The investigation into a police chase in November that ended with the deaths of two suspects in a hail of bullets has grown wider, and will take longer than expected. ideastream's Nick Castele reports.
The chase reportedly began in downtown Cleveland, when an officer heard what sounded like a gunshot as a car drove by police headquarters. It ended 25 minutes later at an East Cleveland Middle School, where 13 officers are said to have fired 137 gunshots at the car, killing the driver and passenger.
Police Chief Michael McGrath initially said at least 30 police cars were involved. Now, he says, 63 cars were involved in the incident in some way or another.
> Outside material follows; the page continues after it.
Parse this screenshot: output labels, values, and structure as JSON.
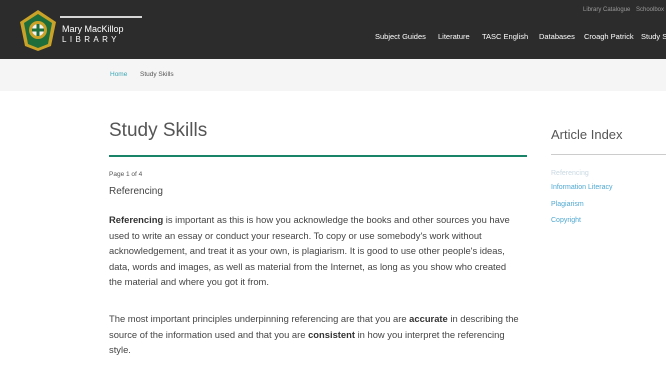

MCGRATH: "Some of the cars were actually in the pursuit, moving. Other cars blocked intersections. And this doesn't include cars from RTA, Bratenahl or State Highway Patrol."
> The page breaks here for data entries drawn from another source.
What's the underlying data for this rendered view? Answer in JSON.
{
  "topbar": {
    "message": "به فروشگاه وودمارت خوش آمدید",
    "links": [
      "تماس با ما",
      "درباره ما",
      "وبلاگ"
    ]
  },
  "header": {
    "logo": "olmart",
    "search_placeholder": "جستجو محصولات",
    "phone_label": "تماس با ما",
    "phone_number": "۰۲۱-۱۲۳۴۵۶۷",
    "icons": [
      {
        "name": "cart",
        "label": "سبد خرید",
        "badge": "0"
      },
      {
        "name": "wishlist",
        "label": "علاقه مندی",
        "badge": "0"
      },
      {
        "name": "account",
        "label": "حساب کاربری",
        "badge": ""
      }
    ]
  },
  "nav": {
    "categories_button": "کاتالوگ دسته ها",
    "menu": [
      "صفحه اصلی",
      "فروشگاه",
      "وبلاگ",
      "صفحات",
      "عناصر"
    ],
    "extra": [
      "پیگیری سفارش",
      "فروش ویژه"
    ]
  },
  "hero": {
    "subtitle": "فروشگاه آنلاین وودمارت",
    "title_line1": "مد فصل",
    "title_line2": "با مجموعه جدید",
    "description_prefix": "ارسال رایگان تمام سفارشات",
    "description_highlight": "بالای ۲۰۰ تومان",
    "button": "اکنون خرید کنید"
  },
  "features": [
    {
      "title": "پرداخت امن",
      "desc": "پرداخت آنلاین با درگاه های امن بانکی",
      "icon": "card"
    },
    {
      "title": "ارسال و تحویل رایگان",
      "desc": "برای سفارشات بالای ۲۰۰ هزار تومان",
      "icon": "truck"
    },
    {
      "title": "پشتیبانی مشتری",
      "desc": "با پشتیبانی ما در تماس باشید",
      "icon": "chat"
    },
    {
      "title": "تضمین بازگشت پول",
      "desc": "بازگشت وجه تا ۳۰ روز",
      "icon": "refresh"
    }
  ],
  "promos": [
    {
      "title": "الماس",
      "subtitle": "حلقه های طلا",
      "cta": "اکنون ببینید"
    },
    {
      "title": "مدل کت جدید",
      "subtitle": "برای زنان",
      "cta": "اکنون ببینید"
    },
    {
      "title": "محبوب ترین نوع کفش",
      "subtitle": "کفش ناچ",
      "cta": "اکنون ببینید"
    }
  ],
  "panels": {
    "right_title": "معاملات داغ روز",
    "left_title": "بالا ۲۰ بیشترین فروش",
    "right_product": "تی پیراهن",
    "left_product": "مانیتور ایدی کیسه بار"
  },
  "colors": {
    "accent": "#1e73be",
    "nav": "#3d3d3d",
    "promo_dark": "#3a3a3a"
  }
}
The city is investigating whether any officers broke department policy on car chases. A special review committee is interviewing 115 officers, including supervisors who oversaw the chase.
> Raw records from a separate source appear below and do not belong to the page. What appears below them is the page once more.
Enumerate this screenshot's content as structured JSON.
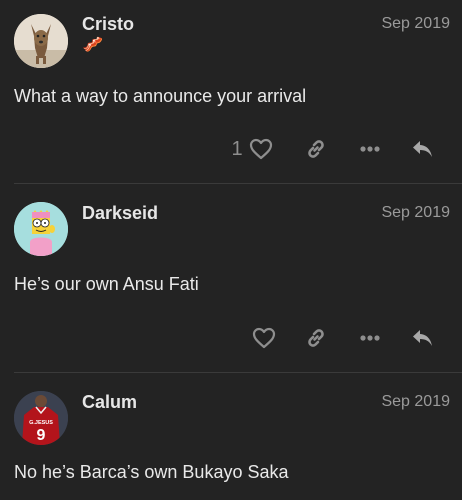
{
  "posts": [
    {
      "username": "Cristo",
      "date": "Sep 2019",
      "flair": "🥓",
      "body": "What a way to announce your arrival",
      "like_count": "1"
    },
    {
      "username": "Darkseid",
      "date": "Sep 2019",
      "body": "He’s our own Ansu Fati",
      "like_count": ""
    },
    {
      "username": "Calum",
      "date": "Sep 2019",
      "body": "No he’s Barca’s own Bukayo Saka",
      "avatar_shirt_text": "G.JESUS",
      "avatar_shirt_number": "9"
    }
  ],
  "icons": {
    "like": "heart-icon",
    "link": "link-icon",
    "more": "ellipsis-icon",
    "reply": "reply-icon"
  },
  "colors": {
    "background": "#232323",
    "text": "#e9e9e9",
    "muted": "#8e8e8e",
    "date": "#9a9a9a"
  }
}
But McGrath says a separate, parallel review by the state Bureau of Criminal Investigations is slowing the process.
MCGRATH: "BCI interviewed all the supervisors, and now they're going back and re-intervieiwng some of the supervisors in the second and third districts. So they asked us just to be patient until they complete their process."
BCI is investigating whether officers involved in the shooting broke the law. The police union has said that officers opened fire on the car after it tried to ram them.
A recent medical examiner's report found that the driver and passenger had traces of drugs in their system.